§ **What needs to be done**: Your answer should be every line of the entries that has the string "identity" in it.

Web page and app entries

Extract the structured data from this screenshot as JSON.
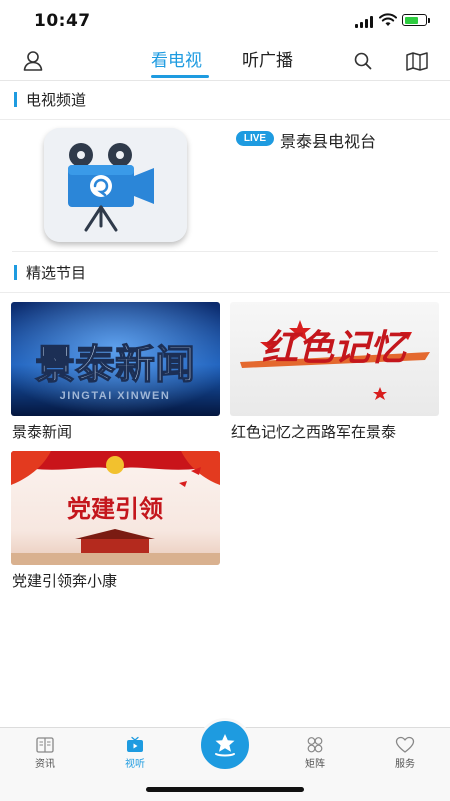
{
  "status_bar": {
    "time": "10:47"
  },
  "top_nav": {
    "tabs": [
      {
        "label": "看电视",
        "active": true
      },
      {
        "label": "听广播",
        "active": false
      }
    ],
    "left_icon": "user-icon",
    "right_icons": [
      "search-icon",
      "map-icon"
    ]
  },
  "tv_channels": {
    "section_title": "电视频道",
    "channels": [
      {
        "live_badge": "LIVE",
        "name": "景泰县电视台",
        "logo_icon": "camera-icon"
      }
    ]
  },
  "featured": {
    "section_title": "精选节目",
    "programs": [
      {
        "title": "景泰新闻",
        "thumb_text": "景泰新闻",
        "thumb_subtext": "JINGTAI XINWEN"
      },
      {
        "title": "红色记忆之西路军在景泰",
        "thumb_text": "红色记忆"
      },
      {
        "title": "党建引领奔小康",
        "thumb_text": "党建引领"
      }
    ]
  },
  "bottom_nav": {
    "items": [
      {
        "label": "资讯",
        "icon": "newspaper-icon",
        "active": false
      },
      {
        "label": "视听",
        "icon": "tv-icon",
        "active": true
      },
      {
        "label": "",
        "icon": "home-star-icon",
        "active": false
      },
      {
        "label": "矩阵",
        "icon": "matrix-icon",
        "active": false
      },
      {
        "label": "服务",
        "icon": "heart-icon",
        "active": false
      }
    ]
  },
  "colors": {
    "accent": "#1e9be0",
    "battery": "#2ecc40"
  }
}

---

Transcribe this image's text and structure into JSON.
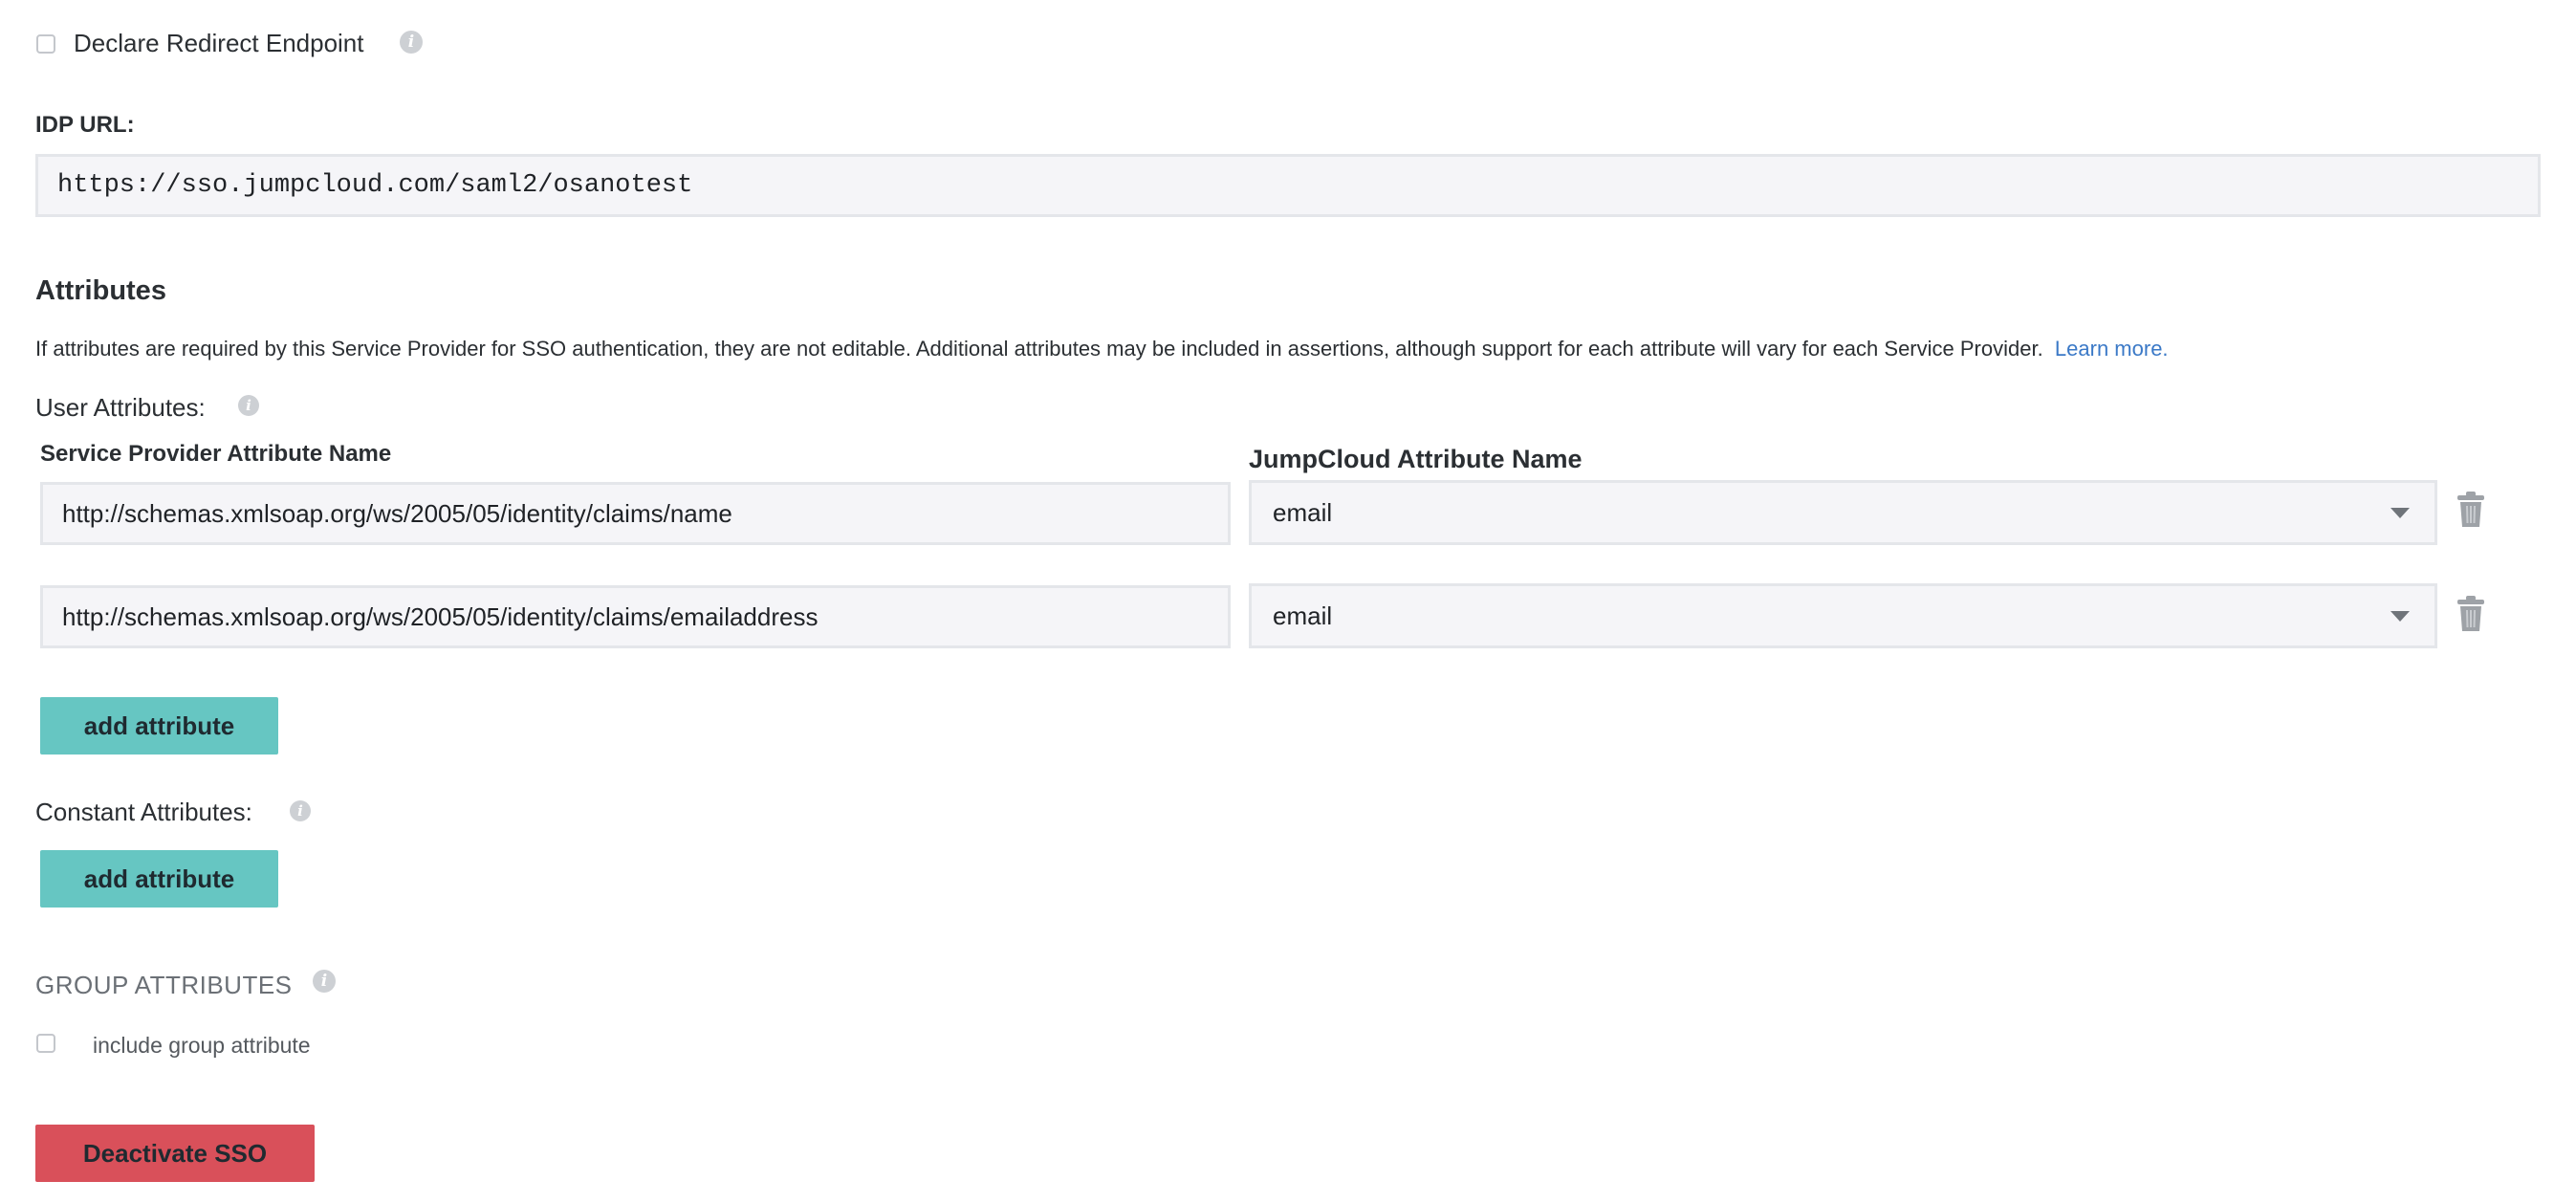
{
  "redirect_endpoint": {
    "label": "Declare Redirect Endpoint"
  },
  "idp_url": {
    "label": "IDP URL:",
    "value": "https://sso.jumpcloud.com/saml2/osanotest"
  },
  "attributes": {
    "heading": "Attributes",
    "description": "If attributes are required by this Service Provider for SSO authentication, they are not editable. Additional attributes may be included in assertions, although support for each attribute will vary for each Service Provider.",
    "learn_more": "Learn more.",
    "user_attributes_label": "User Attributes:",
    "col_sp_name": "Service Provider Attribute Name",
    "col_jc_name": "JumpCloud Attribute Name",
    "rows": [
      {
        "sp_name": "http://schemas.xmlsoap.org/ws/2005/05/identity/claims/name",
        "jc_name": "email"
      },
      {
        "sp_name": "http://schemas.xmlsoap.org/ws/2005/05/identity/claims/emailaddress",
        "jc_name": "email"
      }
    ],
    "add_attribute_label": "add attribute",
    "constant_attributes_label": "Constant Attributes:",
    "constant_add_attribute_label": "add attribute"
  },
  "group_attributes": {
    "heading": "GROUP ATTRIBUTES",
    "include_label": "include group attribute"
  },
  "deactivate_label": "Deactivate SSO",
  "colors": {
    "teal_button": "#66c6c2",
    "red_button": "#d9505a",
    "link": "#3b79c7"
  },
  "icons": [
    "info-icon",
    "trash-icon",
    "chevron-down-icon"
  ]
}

§ **Written answer**:
        "sp_name": "http://schemas.xmlsoap.org/ws/2005/05/identity/claims/name",
        "sp_name": "http://schemas.xmlsoap.org/ws/2005/05/identity/claims/emailaddress",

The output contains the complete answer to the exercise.